Entries taken from a collection
· · · ·

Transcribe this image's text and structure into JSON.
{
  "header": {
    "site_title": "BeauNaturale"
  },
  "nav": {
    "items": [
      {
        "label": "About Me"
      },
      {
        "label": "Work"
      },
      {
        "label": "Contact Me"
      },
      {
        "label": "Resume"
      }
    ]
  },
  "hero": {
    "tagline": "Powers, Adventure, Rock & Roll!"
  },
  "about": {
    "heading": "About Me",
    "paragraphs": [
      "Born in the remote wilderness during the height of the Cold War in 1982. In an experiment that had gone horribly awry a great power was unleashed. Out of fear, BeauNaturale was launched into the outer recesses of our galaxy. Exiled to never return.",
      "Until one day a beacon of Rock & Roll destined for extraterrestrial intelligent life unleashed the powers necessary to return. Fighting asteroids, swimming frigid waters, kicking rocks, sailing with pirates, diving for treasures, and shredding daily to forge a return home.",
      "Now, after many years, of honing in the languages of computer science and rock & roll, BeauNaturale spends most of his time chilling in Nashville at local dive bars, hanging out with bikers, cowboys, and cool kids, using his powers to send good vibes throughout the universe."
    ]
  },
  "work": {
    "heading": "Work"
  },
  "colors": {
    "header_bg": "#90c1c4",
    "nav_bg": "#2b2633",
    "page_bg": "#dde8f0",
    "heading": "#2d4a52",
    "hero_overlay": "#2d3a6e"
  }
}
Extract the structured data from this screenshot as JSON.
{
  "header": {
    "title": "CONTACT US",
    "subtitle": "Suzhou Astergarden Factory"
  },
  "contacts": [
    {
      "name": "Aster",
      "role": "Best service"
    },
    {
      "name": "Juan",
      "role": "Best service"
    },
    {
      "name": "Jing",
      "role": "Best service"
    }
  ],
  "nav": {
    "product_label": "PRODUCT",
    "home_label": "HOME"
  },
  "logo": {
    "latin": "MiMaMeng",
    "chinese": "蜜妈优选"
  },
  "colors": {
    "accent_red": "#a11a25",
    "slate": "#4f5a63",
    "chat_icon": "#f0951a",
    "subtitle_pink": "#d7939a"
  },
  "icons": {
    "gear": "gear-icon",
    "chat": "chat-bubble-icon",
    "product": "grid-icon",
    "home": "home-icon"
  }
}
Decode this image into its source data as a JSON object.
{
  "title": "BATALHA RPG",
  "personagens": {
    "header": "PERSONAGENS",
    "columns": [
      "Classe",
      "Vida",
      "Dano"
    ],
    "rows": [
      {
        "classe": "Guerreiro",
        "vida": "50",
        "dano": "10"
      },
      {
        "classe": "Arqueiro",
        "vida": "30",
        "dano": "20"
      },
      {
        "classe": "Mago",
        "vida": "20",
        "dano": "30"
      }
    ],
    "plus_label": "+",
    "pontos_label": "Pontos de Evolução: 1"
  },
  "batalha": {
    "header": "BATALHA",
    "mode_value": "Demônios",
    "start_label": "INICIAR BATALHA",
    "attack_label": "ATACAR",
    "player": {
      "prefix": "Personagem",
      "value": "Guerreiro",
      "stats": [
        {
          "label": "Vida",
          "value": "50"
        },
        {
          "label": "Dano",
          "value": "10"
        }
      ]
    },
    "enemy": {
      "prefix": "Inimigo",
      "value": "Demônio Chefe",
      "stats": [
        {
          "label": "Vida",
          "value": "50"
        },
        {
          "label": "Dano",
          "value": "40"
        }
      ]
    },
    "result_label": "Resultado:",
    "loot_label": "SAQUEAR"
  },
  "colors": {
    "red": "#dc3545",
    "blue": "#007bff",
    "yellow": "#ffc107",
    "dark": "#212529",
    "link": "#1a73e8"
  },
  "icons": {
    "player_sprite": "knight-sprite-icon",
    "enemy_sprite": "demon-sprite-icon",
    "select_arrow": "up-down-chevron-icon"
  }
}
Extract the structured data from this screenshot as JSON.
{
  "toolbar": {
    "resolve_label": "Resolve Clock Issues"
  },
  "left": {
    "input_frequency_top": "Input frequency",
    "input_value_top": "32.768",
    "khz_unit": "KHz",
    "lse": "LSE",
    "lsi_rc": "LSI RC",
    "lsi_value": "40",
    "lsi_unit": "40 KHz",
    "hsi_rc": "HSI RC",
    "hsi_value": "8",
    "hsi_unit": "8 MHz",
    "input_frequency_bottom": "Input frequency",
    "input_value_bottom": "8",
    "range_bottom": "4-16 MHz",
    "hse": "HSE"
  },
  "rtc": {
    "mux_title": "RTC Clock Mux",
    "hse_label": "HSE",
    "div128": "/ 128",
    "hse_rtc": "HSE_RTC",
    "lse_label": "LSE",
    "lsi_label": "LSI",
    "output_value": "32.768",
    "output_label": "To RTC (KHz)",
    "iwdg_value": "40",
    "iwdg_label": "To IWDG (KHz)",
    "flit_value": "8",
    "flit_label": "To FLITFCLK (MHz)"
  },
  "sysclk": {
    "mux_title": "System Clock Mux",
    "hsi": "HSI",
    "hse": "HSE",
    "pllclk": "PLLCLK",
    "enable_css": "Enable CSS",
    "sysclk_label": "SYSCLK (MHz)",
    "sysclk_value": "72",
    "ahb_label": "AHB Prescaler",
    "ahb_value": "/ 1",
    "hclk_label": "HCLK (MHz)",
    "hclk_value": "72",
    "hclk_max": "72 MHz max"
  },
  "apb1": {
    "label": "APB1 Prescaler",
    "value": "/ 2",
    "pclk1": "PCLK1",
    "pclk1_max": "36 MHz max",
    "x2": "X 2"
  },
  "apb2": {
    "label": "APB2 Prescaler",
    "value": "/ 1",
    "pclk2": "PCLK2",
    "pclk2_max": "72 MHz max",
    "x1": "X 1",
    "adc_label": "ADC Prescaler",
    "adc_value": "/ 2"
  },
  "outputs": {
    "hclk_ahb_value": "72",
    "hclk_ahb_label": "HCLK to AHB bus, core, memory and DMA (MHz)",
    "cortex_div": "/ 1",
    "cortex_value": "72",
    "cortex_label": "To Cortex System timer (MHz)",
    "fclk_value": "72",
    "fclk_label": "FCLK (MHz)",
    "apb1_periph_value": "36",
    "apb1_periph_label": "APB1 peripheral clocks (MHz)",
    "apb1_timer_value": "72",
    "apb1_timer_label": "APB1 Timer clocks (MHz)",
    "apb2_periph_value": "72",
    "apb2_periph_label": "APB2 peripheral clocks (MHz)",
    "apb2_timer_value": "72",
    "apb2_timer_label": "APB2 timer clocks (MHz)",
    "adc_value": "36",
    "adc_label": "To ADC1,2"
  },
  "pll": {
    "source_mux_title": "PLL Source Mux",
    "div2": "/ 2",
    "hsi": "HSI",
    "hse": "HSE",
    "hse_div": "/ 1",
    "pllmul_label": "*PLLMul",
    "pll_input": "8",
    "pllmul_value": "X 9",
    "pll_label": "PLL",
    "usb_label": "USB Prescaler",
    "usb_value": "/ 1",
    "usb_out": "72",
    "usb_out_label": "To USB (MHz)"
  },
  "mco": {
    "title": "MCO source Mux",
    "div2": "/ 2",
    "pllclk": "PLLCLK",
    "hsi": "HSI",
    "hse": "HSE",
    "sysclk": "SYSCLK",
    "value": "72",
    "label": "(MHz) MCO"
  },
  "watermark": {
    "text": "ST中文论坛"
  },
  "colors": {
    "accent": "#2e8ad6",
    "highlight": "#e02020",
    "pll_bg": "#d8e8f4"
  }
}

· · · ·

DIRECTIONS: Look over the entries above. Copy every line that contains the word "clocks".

ANSWER BELOW:
    "apb1_periph_label": "APB1 peripheral clocks (MHz)",
    "apb1_timer_label": "APB1 Timer clocks (MHz)",
    "apb2_periph_label": "APB2 peripheral clocks (MHz)",
    "apb2_timer_label": "APB2 timer clocks (MHz)",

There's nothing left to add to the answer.